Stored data
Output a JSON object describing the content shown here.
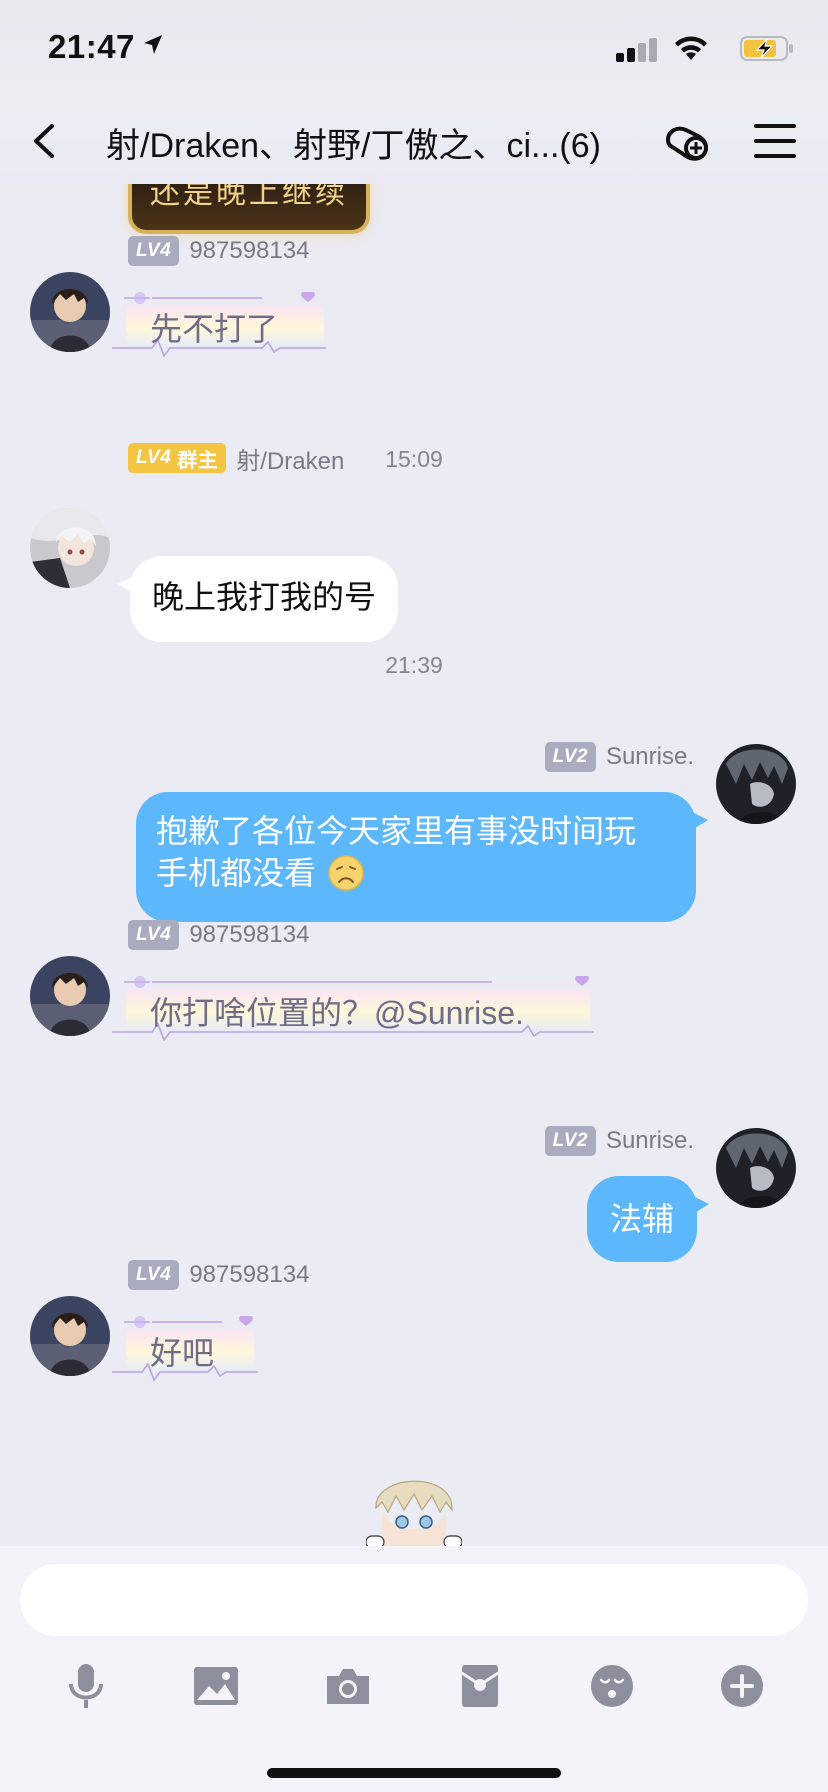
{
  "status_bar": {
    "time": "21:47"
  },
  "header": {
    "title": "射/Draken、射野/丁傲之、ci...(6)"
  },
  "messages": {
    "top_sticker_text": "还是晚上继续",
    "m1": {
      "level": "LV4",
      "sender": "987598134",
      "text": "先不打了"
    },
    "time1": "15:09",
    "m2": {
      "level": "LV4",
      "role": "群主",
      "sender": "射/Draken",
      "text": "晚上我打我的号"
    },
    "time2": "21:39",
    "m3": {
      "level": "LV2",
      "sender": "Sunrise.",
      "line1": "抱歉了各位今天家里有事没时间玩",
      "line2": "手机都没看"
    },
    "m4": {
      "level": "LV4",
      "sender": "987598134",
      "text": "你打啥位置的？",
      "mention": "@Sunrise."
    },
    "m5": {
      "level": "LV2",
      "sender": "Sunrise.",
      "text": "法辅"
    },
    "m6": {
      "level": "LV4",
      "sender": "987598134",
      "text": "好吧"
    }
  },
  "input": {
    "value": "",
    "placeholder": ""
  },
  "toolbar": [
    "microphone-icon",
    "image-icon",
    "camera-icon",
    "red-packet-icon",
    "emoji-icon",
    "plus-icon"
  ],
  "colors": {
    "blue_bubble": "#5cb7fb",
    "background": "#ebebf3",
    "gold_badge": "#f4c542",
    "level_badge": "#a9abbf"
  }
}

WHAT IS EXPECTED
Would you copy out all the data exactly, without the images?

EXERCISE ANSWER
Output a JSON object describing the content shown here.
{
  "status_bar": {
    "time": "21:47"
  },
  "header": {
    "title": "射/Draken、射野/丁傲之、ci...(6)"
  },
  "messages": {
    "top_sticker_text": "还是晚上继续",
    "m1": {
      "level": "LV4",
      "sender": "987598134",
      "text": "先不打了"
    },
    "time1": "15:09",
    "m2": {
      "level": "LV4",
      "role": "群主",
      "sender": "射/Draken",
      "text": "晚上我打我的号"
    },
    "time2": "21:39",
    "m3": {
      "level": "LV2",
      "sender": "Sunrise.",
      "line1": "抱歉了各位今天家里有事没时间玩",
      "line2": "手机都没看"
    },
    "m4": {
      "level": "LV4",
      "sender": "987598134",
      "text": "你打啥位置的？",
      "mention": "@Sunrise."
    },
    "m5": {
      "level": "LV2",
      "sender": "Sunrise.",
      "text": "法辅"
    },
    "m6": {
      "level": "LV4",
      "sender": "987598134",
      "text": "好吧"
    }
  },
  "input": {
    "value": "",
    "placeholder": ""
  },
  "toolbar": [
    "microphone-icon",
    "image-icon",
    "camera-icon",
    "red-packet-icon",
    "emoji-icon",
    "plus-icon"
  ],
  "colors": {
    "blue_bubble": "#5cb7fb",
    "background": "#ebebf3",
    "gold_badge": "#f4c542",
    "level_badge": "#a9abbf"
  }
}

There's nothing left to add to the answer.